Parliament has passed the Air Navigation Services Agency Bill. If assented to by the President, the law will create an independent entity out of the current Ghana Civil Aviation Authority (GCAA).
The objectives of the Bill are to establish the Air Navigation Services Agency to provide air navigation service within the airspace of Ghana and any other airspace within the control of Ghana.
It will also, not only enhance the air navigation service delivery within the Accra Flight Information Region but will also build capacity for consultancy within the sub-region.
Speaking on the floor of Parliament, Chairman for the Committee on Roads and Transport, Samuel Ayeh-Paye said Ghana has experienced its fair share of air traffic volumes in freight and passenger cargoes; and an autonomous institution (Air Navigation Services) would provide not only air navigation safety but support holistic drive of promoting the national image of Ghana in the global airspace.
“This has hastened calls for the decoupling and the strengthening of infrastructure and its inherent institutions to meet both national and international obligations and best practices,” he indicated
Speaking to the press in Parliament, Minister of Aviation, Joseph Kofi Adda said, this move guarantees the independence within the aviation sector.
“We’ve been able to pass another Bill that will set up another independent agency, which will be the Air Navigation Services Agency again coming out of the Ghana Civil Aviation Authority. For a long time, we all know that the Civil Aviation Authority was set up in Ghana to oversee all Aviation matters.”
“In 2006, we were able to decouple the Authority by setting up the Ghana Airport Company Limited (GACL) and that’s the first step in the decoupling process. From 2006 on to this year, we were not able to do any further decoupling. Also, early this year, we were able to set up the Aircraft Investigation Bureau to make it independent,” he said.

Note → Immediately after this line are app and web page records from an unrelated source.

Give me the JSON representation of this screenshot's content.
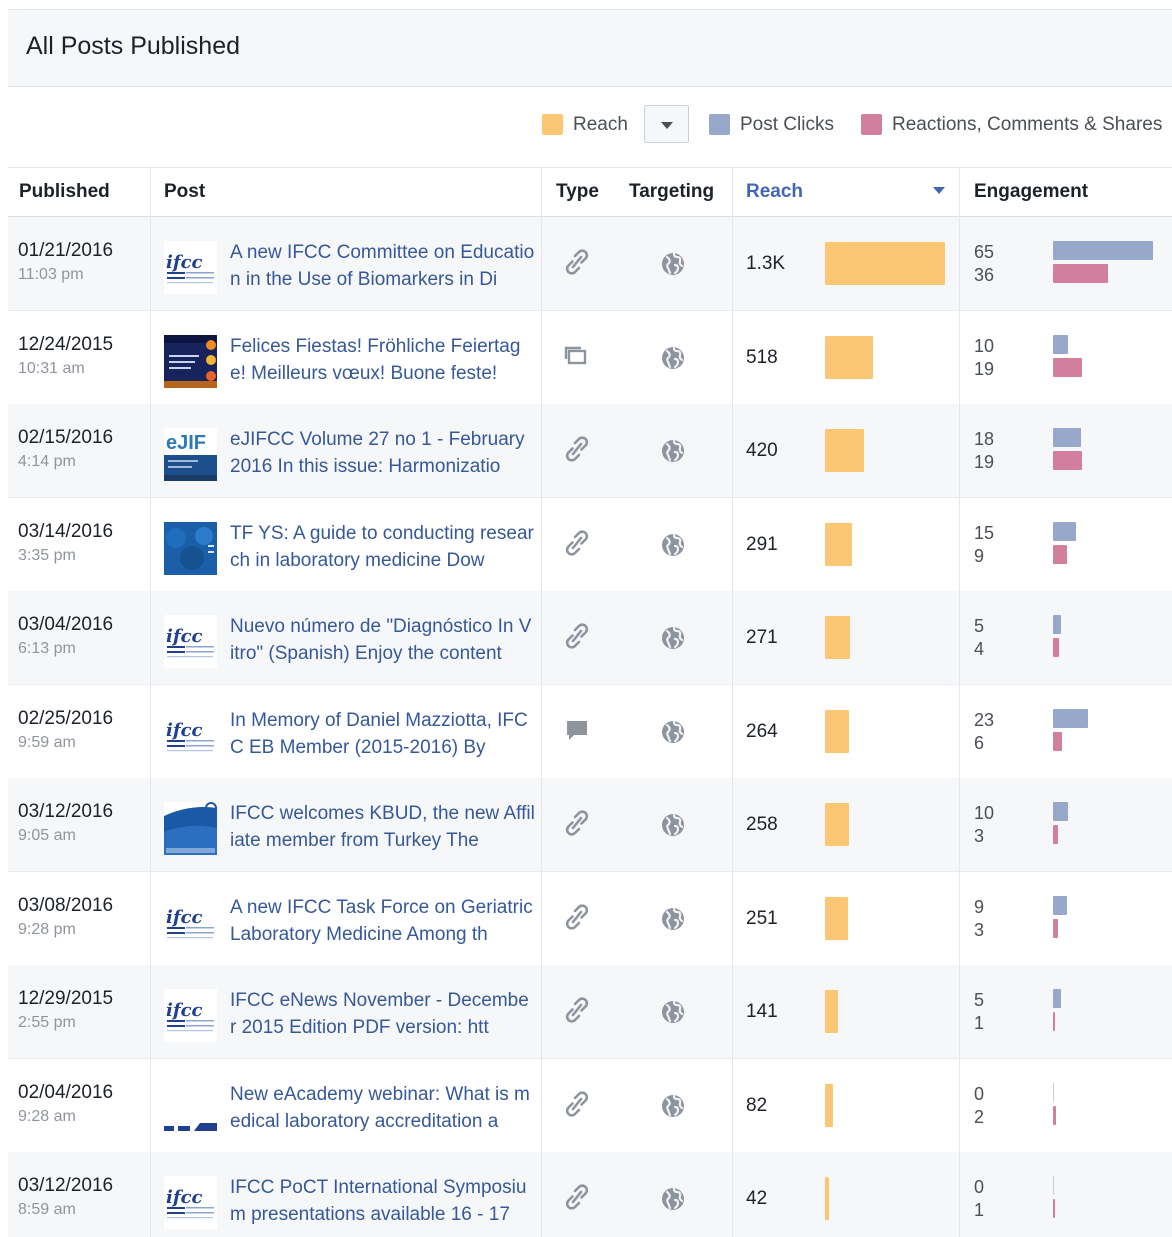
{
  "page": {
    "title": "All Posts Published"
  },
  "legend": {
    "reach_label": "Reach",
    "post_clicks_label": "Post Clicks",
    "rcs_label": "Reactions, Comments & Shares",
    "colors": {
      "reach": "#fbc775",
      "post_clicks": "#98a8cb",
      "rcs": "#d17f9c"
    }
  },
  "columns": {
    "published": "Published",
    "post": "Post",
    "type": "Type",
    "targeting": "Targeting",
    "reach": "Reach",
    "engagement": "Engagement"
  },
  "rows": [
    {
      "date": "01/21/2016",
      "time": "11:03 pm",
      "post": "A new IFCC Committee on Education in the Use of Biomarkers in Di",
      "type_icon": "link-icon",
      "thumb": "ifcc-logo",
      "reach_label": "1.3K",
      "reach": 1300,
      "post_clicks": 65,
      "rcs": 36
    },
    {
      "date": "12/24/2015",
      "time": "10:31 am",
      "post": "Felices Fiestas! Fröhliche Feiertage! Meilleurs vœux! Buone feste!",
      "type_icon": "album-icon",
      "thumb": "holiday-card",
      "reach_label": "518",
      "reach": 518,
      "post_clicks": 10,
      "rcs": 19
    },
    {
      "date": "02/15/2016",
      "time": "4:14 pm",
      "post": "eJIFCC Volume 27 no 1 - February 2016 In this issue: Harmonizatio",
      "type_icon": "link-icon",
      "thumb": "ejifcc-cover",
      "reach_label": "420",
      "reach": 420,
      "post_clicks": 18,
      "rcs": 19
    },
    {
      "date": "03/14/2016",
      "time": "3:35 pm",
      "post": "TF YS: A guide to conducting research in laboratory medicine Dow",
      "type_icon": "link-icon",
      "thumb": "tfys-cover",
      "reach_label": "291",
      "reach": 291,
      "post_clicks": 15,
      "rcs": 9
    },
    {
      "date": "03/04/2016",
      "time": "6:13 pm",
      "post": "Nuevo número de \"Diagnóstico In Vitro\" (Spanish) Enjoy the content",
      "type_icon": "link-icon",
      "thumb": "ifcc-logo",
      "reach_label": "271",
      "reach": 271,
      "post_clicks": 5,
      "rcs": 4
    },
    {
      "date": "02/25/2016",
      "time": "9:59 am",
      "post": "In Memory of Daniel Mazziotta, IFCC EB Member (2015-2016) By",
      "type_icon": "status-icon",
      "thumb": "ifcc-logo",
      "reach_label": "264",
      "reach": 264,
      "post_clicks": 23,
      "rcs": 6
    },
    {
      "date": "03/12/2016",
      "time": "9:05 am",
      "post": "IFCC welcomes KBUD, the new Affiliate member from Turkey The",
      "type_icon": "link-icon",
      "thumb": "kbud-cover",
      "reach_label": "258",
      "reach": 258,
      "post_clicks": 10,
      "rcs": 3
    },
    {
      "date": "03/08/2016",
      "time": "9:28 pm",
      "post": "A new IFCC Task Force on Geriatric Laboratory Medicine Among th",
      "type_icon": "link-icon",
      "thumb": "ifcc-logo",
      "reach_label": "251",
      "reach": 251,
      "post_clicks": 9,
      "rcs": 3
    },
    {
      "date": "12/29/2015",
      "time": "2:55 pm",
      "post": "IFCC eNews November - December 2015 Edition PDF version: htt",
      "type_icon": "link-icon",
      "thumb": "ifcc-logo",
      "reach_label": "141",
      "reach": 141,
      "post_clicks": 5,
      "rcs": 1
    },
    {
      "date": "02/04/2016",
      "time": "9:28 am",
      "post": "New eAcademy webinar: What is medical laboratory accreditation a",
      "type_icon": "link-icon",
      "thumb": "eacademy-cover",
      "reach_label": "82",
      "reach": 82,
      "post_clicks": 0,
      "rcs": 2
    },
    {
      "date": "03/12/2016",
      "time": "8:59 am",
      "post": "IFCC PoCT International Symposium presentations available 16 - 17",
      "type_icon": "link-icon",
      "thumb": "ifcc-logo",
      "reach_label": "42",
      "reach": 42,
      "post_clicks": 0,
      "rcs": 1
    }
  ]
}
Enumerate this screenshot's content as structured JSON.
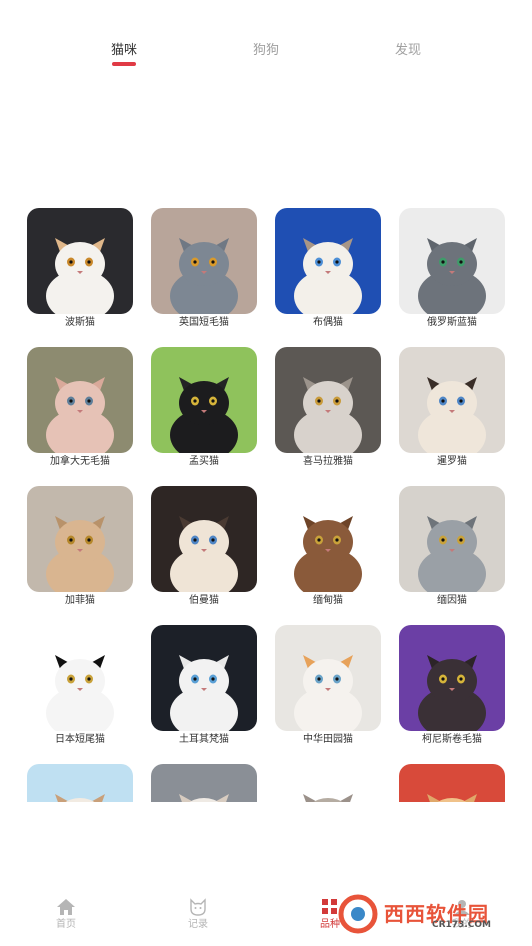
{
  "tabs": [
    {
      "label": "猫咪",
      "active": true
    },
    {
      "label": "狗狗",
      "active": false
    },
    {
      "label": "发现",
      "active": false
    }
  ],
  "colors": {
    "accent": "#e03a45",
    "inactive": "#a0a0a0",
    "text": "#333333"
  },
  "cats": [
    {
      "label": "波斯猫",
      "bg": "#2a2a2e",
      "fur": "#f4f2ee",
      "patch": "#e0b78a",
      "eye": "#c9882a"
    },
    {
      "label": "英国短毛猫",
      "bg": "#b8a59a",
      "fur": "#7d8793",
      "patch": "#6f7884",
      "eye": "#d99a2b"
    },
    {
      "label": "布偶猫",
      "bg": "#1f4fb3",
      "fur": "#f3f0ea",
      "patch": "#a89686",
      "eye": "#4d8fd6"
    },
    {
      "label": "俄罗斯蓝猫",
      "bg": "#ececec",
      "fur": "#6d737b",
      "patch": "#5f656d",
      "eye": "#3f9c6a"
    },
    {
      "label": "加拿大无毛猫",
      "bg": "#8d8b70",
      "fur": "#e6c2b6",
      "patch": "#d9a99a",
      "eye": "#5f7f9a"
    },
    {
      "label": "孟买猫",
      "bg": "#8fc25c",
      "fur": "#1c1c1e",
      "patch": "#232325",
      "eye": "#d6b43a"
    },
    {
      "label": "喜马拉雅猫",
      "bg": "#5c5854",
      "fur": "#d8d2cc",
      "patch": "#9c948c",
      "eye": "#c99b3a"
    },
    {
      "label": "暹罗猫",
      "bg": "#ddd8d2",
      "fur": "#efe6da",
      "patch": "#3a2e28",
      "eye": "#4f86c6"
    },
    {
      "label": "加菲猫",
      "bg": "#c2b8ac",
      "fur": "#d9b590",
      "patch": "#b8926a",
      "eye": "#b5872a"
    },
    {
      "label": "伯曼猫",
      "bg": "#2e2624",
      "fur": "#efe4d6",
      "patch": "#4a3a32",
      "eye": "#4f86c6"
    },
    {
      "label": "缅甸猫",
      "bg": "#ffffff",
      "fur": "#8a5a3a",
      "patch": "#6e4428",
      "eye": "#c9a23a"
    },
    {
      "label": "缅因猫",
      "bg": "#d6d2cc",
      "fur": "#9aa0a6",
      "patch": "#6e747a",
      "eye": "#c9a23a"
    },
    {
      "label": "日本短尾猫",
      "bg": "#ffffff",
      "fur": "#f5f5f5",
      "patch": "#111111",
      "eye": "#c9a23a"
    },
    {
      "label": "土耳其梵猫",
      "bg": "#1c2028",
      "fur": "#f2f2f2",
      "patch": "#e8e8e8",
      "eye": "#5aa0d6"
    },
    {
      "label": "中华田园猫",
      "bg": "#e8e6e2",
      "fur": "#f5f2ee",
      "patch": "#e7a25a",
      "eye": "#6aa3c8"
    },
    {
      "label": "柯尼斯卷毛猫",
      "bg": "#6b3fa5",
      "fur": "#3a3036",
      "patch": "#2c2428",
      "eye": "#d6b43a"
    },
    {
      "label": "",
      "bg": "#bfe0f2",
      "fur": "#f2ebe2",
      "patch": "#c9a07a",
      "eye": "#3f6f9a"
    },
    {
      "label": "",
      "bg": "#8a8f96",
      "fur": "#efeae4",
      "patch": "#d8ccc0",
      "eye": "#5a86b0"
    },
    {
      "label": "",
      "bg": "#ffffff",
      "fur": "#b5aca2",
      "patch": "#9b918a",
      "eye": "#c9a23a"
    },
    {
      "label": "",
      "bg": "#d84a3a",
      "fur": "#f0c28a",
      "patch": "#e0a86a",
      "eye": "#3a2a20"
    }
  ],
  "nav": [
    {
      "label": "首页",
      "icon": "home-icon"
    },
    {
      "label": "记录",
      "icon": "cat-face-icon"
    },
    {
      "label": "品种",
      "icon": "grid-icon"
    },
    {
      "label": "我的",
      "icon": "user-icon"
    }
  ],
  "watermark": {
    "text": "西西软件园",
    "site": "CR173.COM"
  }
}
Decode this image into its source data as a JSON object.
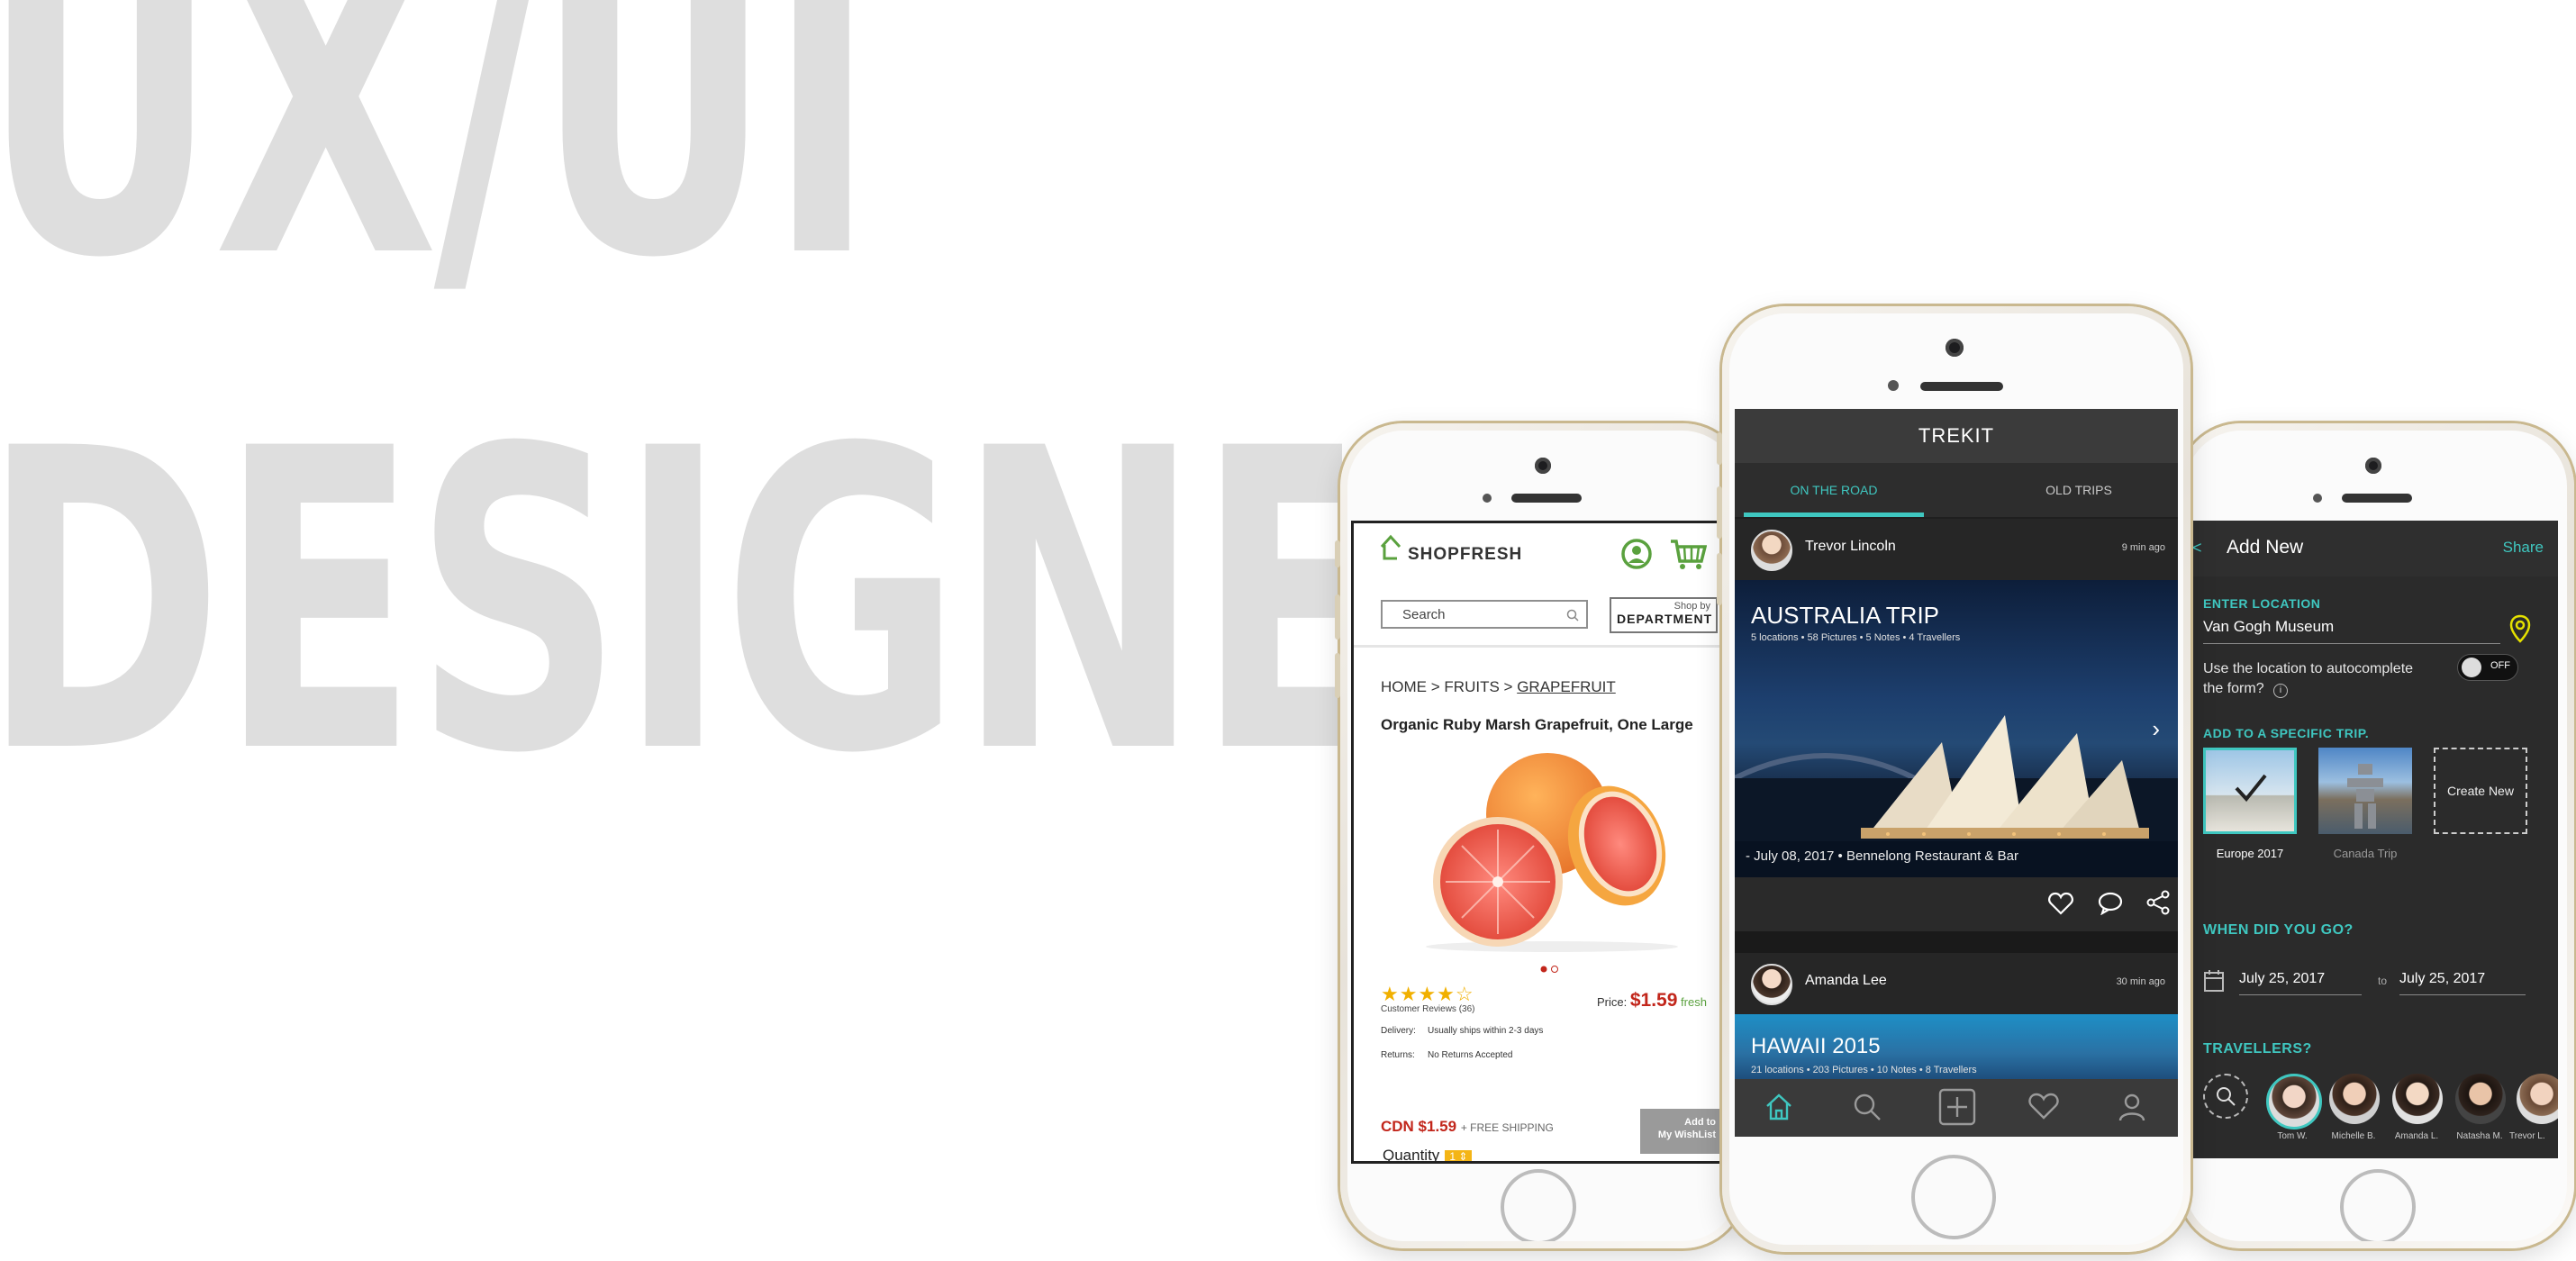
{
  "hero": {
    "line1": "UX/UI",
    "line2": "DESIGNER"
  },
  "colors": {
    "accent_teal": "#3fc7c0",
    "price_red": "#c2261b",
    "fresh_green": "#5aa13e",
    "star_yellow": "#f1b000",
    "hero_gray": "#dedede"
  },
  "shop": {
    "logo": "SHOPFRESH",
    "icons": [
      "account-icon",
      "cart-icon",
      "search-icon",
      "home-logo-icon"
    ],
    "search_placeholder": "Search",
    "dept_small": "Shop by",
    "dept_big": "DEPARTMENT",
    "breadcrumb": {
      "home": "HOME",
      "sep": ">",
      "fruits": "FRUITS",
      "current": "GRAPEFRUIT"
    },
    "product_title": "Organic Ruby Marsh Grapefruit, One Large",
    "rating": {
      "stars_filled": 4,
      "stars_total": 5,
      "reviews_label": "Customer Reviews (36)"
    },
    "price_label": "Price:",
    "price_value": "$1.59",
    "price_tag": "fresh",
    "delivery_key": "Delivery:",
    "delivery_val": "Usually ships within 2-3 days",
    "returns_key": "Returns:",
    "returns_val": "No Returns Accepted",
    "cdn_price": "CDN $1.59",
    "shipping": "+ FREE SHIPPING",
    "wishlist_line1": "Add to",
    "wishlist_line2": "My WishList",
    "quantity_label": "Quantity",
    "quantity_value": "1"
  },
  "trekit": {
    "app_title": "TREKIT",
    "tabs": [
      {
        "label": "ON THE ROAD",
        "active": true
      },
      {
        "label": "OLD TRIPS",
        "active": false
      }
    ],
    "posts": [
      {
        "user": "Trevor Lincoln",
        "time": "9 min ago",
        "trip_title": "AUSTRALIA TRIP",
        "trip_meta": "5 locations • 58 Pictures • 5 Notes • 4 Travellers",
        "footer": "- July 08, 2017 • Bennelong Restaurant & Bar"
      },
      {
        "user": "Amanda Lee",
        "time": "30 min ago",
        "trip_title": "HAWAII 2015",
        "trip_meta": "21 locations • 203 Pictures • 10 Notes • 8 Travellers"
      }
    ],
    "action_icons": [
      "heart-icon",
      "comment-icon",
      "share-icon"
    ],
    "nav_icons": [
      "home-icon",
      "search-icon",
      "add-icon",
      "heart-icon",
      "profile-icon"
    ]
  },
  "addnew": {
    "back": "<",
    "title": "Add New",
    "share": "Share",
    "enter_location_label": "ENTER LOCATION",
    "location_value": "Van Gogh Museum",
    "autocomplete_line1": "Use the location to autocomplete",
    "autocomplete_line2": "the form?",
    "toggle_label": "OFF",
    "add_trip_label": "ADD TO A SPECIFIC TRIP.",
    "trips": [
      {
        "name": "Europe 2017",
        "selected": true
      },
      {
        "name": "Canada Trip",
        "selected": false
      }
    ],
    "create_new": "Create New",
    "when_label": "WHEN DID YOU GO?",
    "date_from": "July 25, 2017",
    "date_to_word": "to",
    "date_to": "July 25, 2017",
    "travellers_label": "TRAVELLERS?",
    "travellers": [
      "Tom W.",
      "Michelle B.",
      "Amanda L.",
      "Natasha M.",
      "Trevor L."
    ]
  }
}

The separation of the air navigation and regulatory functions of the GCAA is in line with international best practice in aviation and recommendations of the International Civil Aviation Organization (ICAO) to ensure that the GCAA does not act as an operator and regulator at the same time.